Earlier clinical studies have confirmed an association between COX-2 over-expression and GC occurrence. The known mechanisms by which COX-2 promotes carcinogenesis include evasion from apoptosis, suppression of immunity, promotion of angiogenesis, and facilitation of invasiveness. However, inflammation-associated factors mediating the effects of COX-2 on carcinogenesis remain largely unknown. Interleukin-6 (IL-6) is a pro-inflammatory cytokine associated with gastritis and GC. Our earlier works has disclosed that IL-6 can promote angiogenic and anti-apoptotic ability of GC. However, the relationship between COX-2 and IL-6 in GC remains unknown.

The present study aims to investigate the clinical association between COX-2 and IL-6 in GC, to use a GC cell model for experimental study on causation and mechanism, and to verify the in vivo effect of COX-2 on IL-6 by an animal model.

We will collect 100 consecutive surgical samples of GC from the pathology archive of National Taiwan University Hospital and use immunohistochemical stain to compare protein expression in GC. The clinical study is to define certain subgroups of GC exhibiting an association between COX-2 and IL-6. In experimental study, we will clarify the causal relationship by the dose- and time-dependent experiments of COX-2 transient transfection in a GC cell line. COX-2 acts mainly via PGs, like PGE2. Therefore, we also stimulate GC cells with exogenous stimulation of PGE2 and EP receptor 1-4 agonists to determine the possible way(s) by which COX-2 induces IL-6 expression. A selective COX-2 inhibitor NS-398 and various inhibitors of PGE2 receptors are used as well to block COX-2 for determining the signaling pathway of COX-2 on IL-6. Finally, we will establish a stable COX-2 over-expressing transfectant of GC cells and its control vector transfectant for xenograft implantation study on mice. A COX-2 selective agent, celecoxib, will be administered orally to mice and tumor blocks will be harvested for determination of IL-6 expression.
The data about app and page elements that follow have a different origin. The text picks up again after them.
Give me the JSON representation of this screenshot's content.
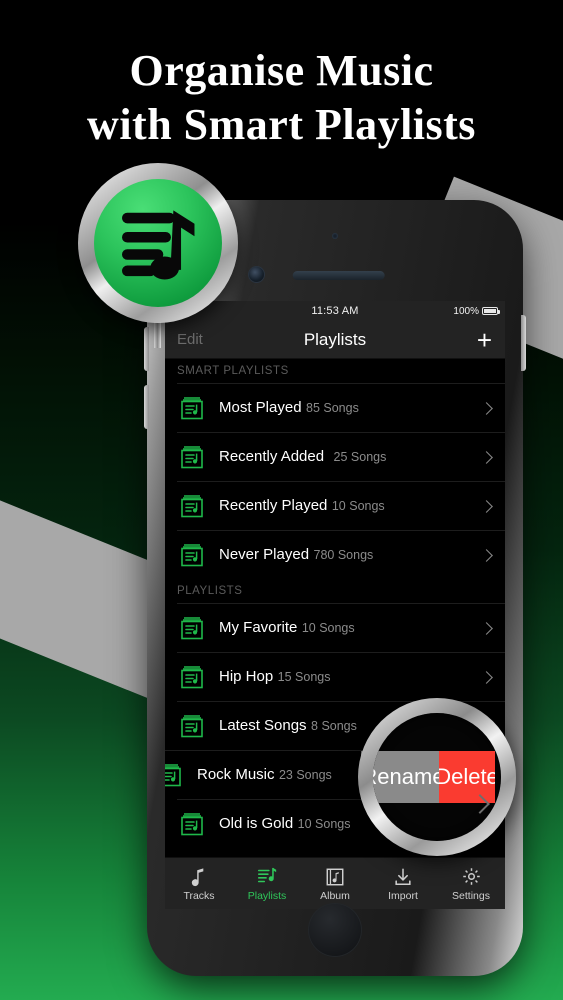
{
  "headline": {
    "line1": "Organise  Music",
    "line2": "with  Smart  Playlists"
  },
  "app_icon": {
    "name": "playlist-music-app-icon"
  },
  "colors": {
    "accent_green": "#2fc65a",
    "icon_green": "#1fb84a",
    "delete_red": "#fa3b30",
    "rename_gray": "#8a8a8a",
    "bar_bg": "#232323",
    "bg_bottom_green": "#23ab50"
  },
  "status_bar": {
    "time": "11:53 AM",
    "battery_percent": "100%"
  },
  "nav_bar": {
    "edit_label": "Edit",
    "title": "Playlists",
    "add_label": "+"
  },
  "sections": [
    {
      "header": "SMART PLAYLISTS",
      "rows": [
        {
          "title": "Most Played",
          "subtitle": "85 Songs"
        },
        {
          "title": "Recently Added",
          "subtitle": "25 Songs"
        },
        {
          "title": "Recently Played",
          "subtitle": "10 Songs"
        },
        {
          "title": "Never Played",
          "subtitle": "780 Songs"
        }
      ]
    },
    {
      "header": "PLAYLISTS",
      "rows": [
        {
          "title": "My Favorite",
          "subtitle": "10 Songs"
        },
        {
          "title": "Hip Hop",
          "subtitle": "15 Songs"
        },
        {
          "title": "Latest Songs",
          "subtitle": "8 Songs"
        },
        {
          "title": "Rock Music",
          "subtitle": "23 Songs"
        },
        {
          "title": "Old is Gold",
          "subtitle": "10 Songs"
        }
      ]
    }
  ],
  "swipe_actions": {
    "rename_label": "Rename",
    "delete_label": "Delete"
  },
  "magnifier": {
    "rename_label": "Rename",
    "delete_label": "Delete"
  },
  "tab_bar": {
    "tabs": [
      {
        "label": "Tracks",
        "icon": "music-note-icon",
        "active": false
      },
      {
        "label": "Playlists",
        "icon": "playlist-icon",
        "active": true
      },
      {
        "label": "Album",
        "icon": "album-icon",
        "active": false
      },
      {
        "label": "Import",
        "icon": "download-arrow-icon",
        "active": false
      },
      {
        "label": "Settings",
        "icon": "gear-icon",
        "active": false
      }
    ]
  }
}
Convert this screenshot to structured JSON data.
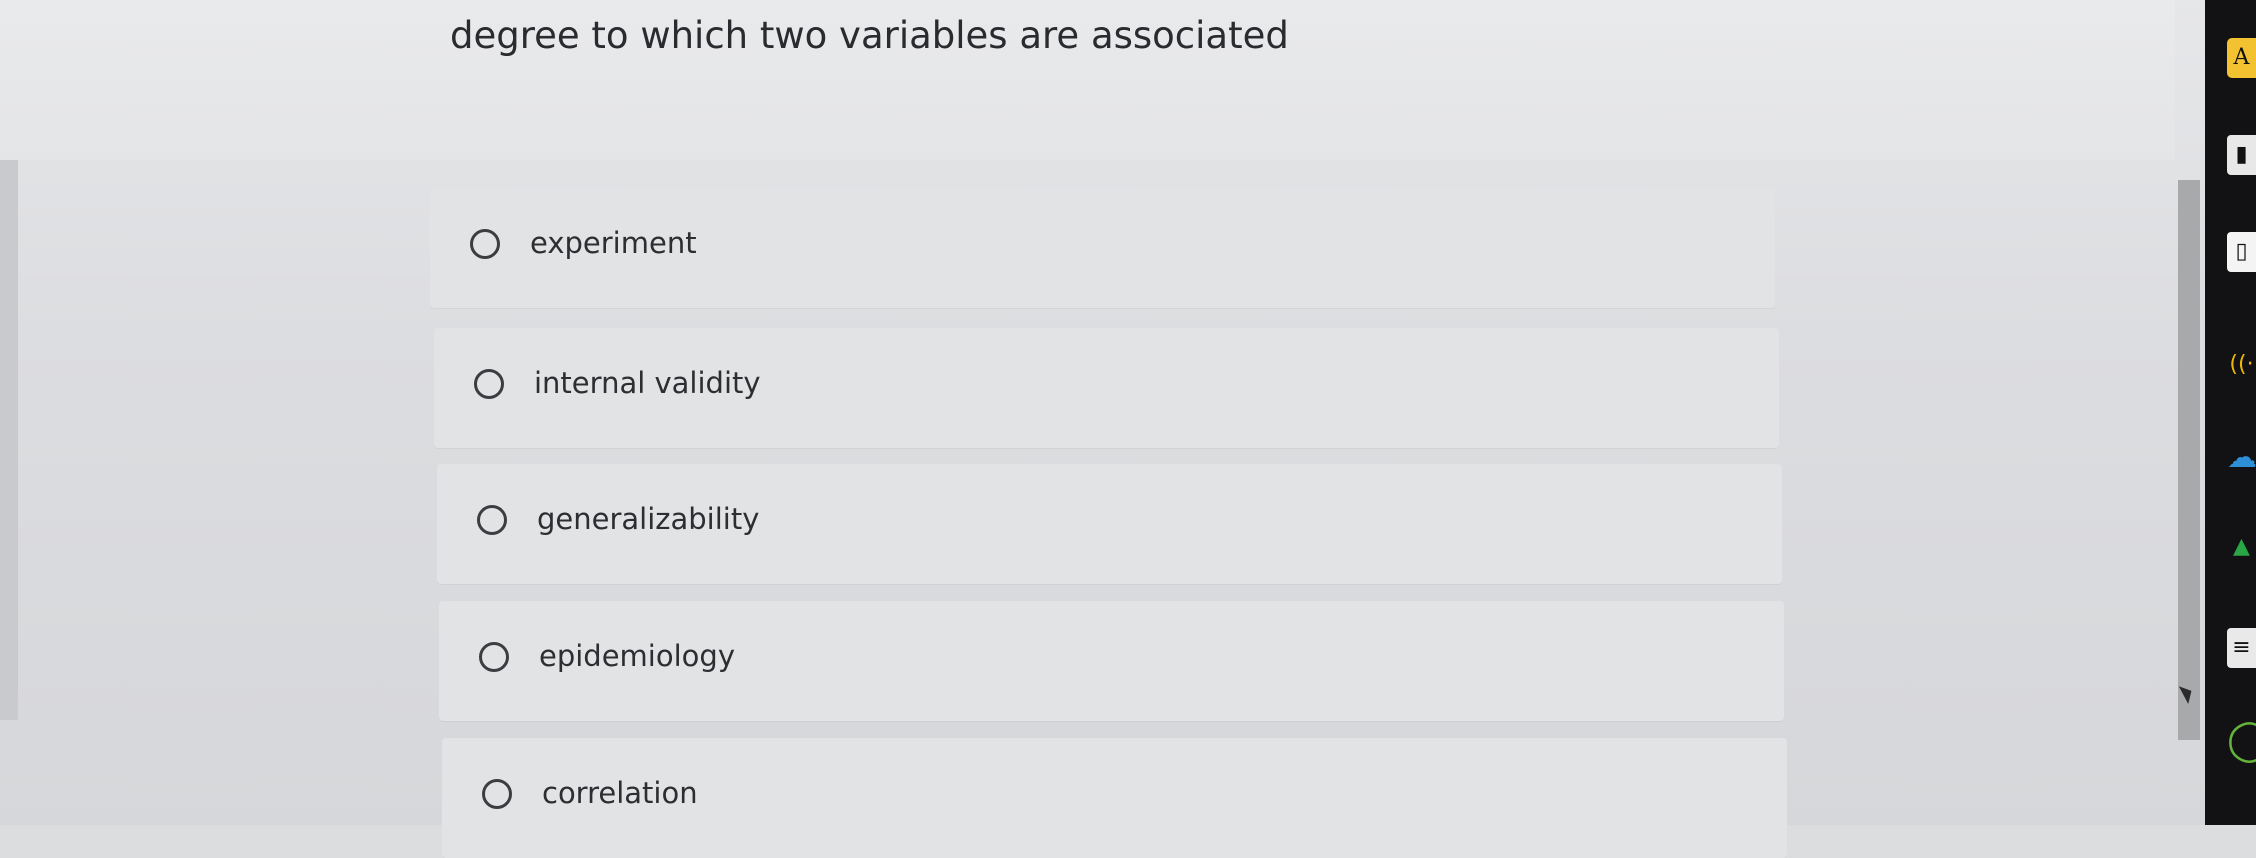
{
  "question": {
    "text": "degree to which two variables are associated"
  },
  "options": [
    {
      "label": "experiment",
      "selected": false
    },
    {
      "label": "internal validity",
      "selected": false
    },
    {
      "label": "generalizability",
      "selected": false
    },
    {
      "label": "epidemiology",
      "selected": false
    },
    {
      "label": "correlation",
      "selected": false
    }
  ],
  "taskbar": {
    "icons": [
      {
        "name": "text-app-icon",
        "glyph": "A"
      },
      {
        "name": "document-icon",
        "glyph": "▮"
      },
      {
        "name": "bookmark-doc-icon",
        "glyph": "▯"
      },
      {
        "name": "audio-waves-icon",
        "glyph": "((·"
      },
      {
        "name": "cloud-icon",
        "glyph": "☁"
      },
      {
        "name": "drive-icon",
        "glyph": "▲"
      },
      {
        "name": "notes-icon",
        "glyph": "≡"
      },
      {
        "name": "ring-app-icon",
        "glyph": "◯"
      }
    ]
  },
  "colors": {
    "background": "#dcdddf",
    "option_background": "#e2e3e5",
    "text": "#2d2e31",
    "taskbar": "#121214"
  }
}
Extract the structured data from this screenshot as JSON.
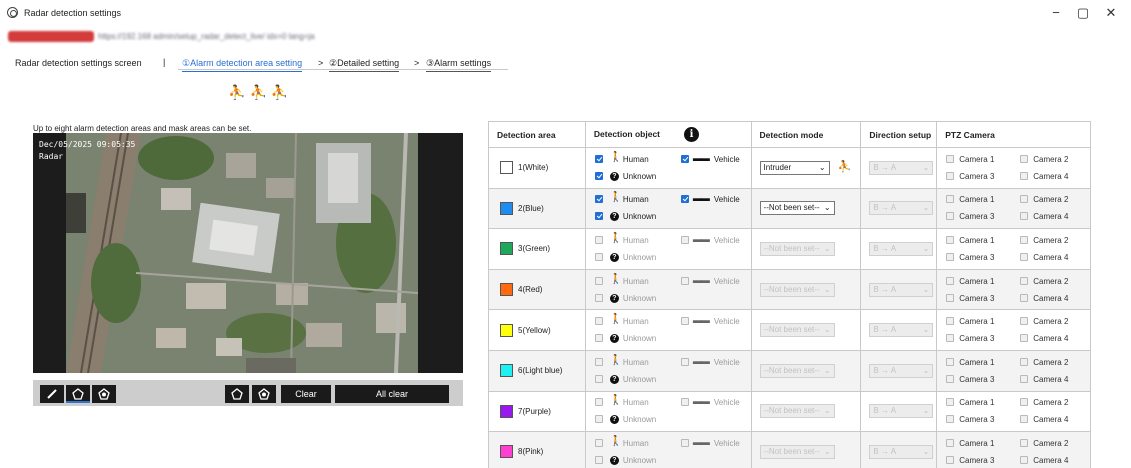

The present study will provide clearer understanding of the role of COX-2 on the pro-inflammatory cytokine IL-6 in GC in both clinical and basic aspects. It might also stand for a model capable of systemically investigating the role of COX-2 on various cytokines implicated in GC.
Criteria for eligibility
Healthy Volunteers: No
Maximum Age: N/A
Minimum Age: 18 Years
Gender: Both
Criteria: Inclusion Criteria:

- surgical samples of GC from the pathology archive of National Taiwan University Hospital

Exclusion Criteria:

- nil
Location
Shih-Pei Huang
Taipei, Taiwan
Status: Recruiting
Contact: Shih-Pei Huang, MD - 886-2-23123456 - dtmeda5@ha.mc.ntu.edu.tw
Start Date
January 2005
Sponsors
National Taiwan University Hospital
Source
National Taiwan University Hospital
Record processing date
ClinicalTrials.gov processed this data on July 28, 2015
ClinicalTrials.gov page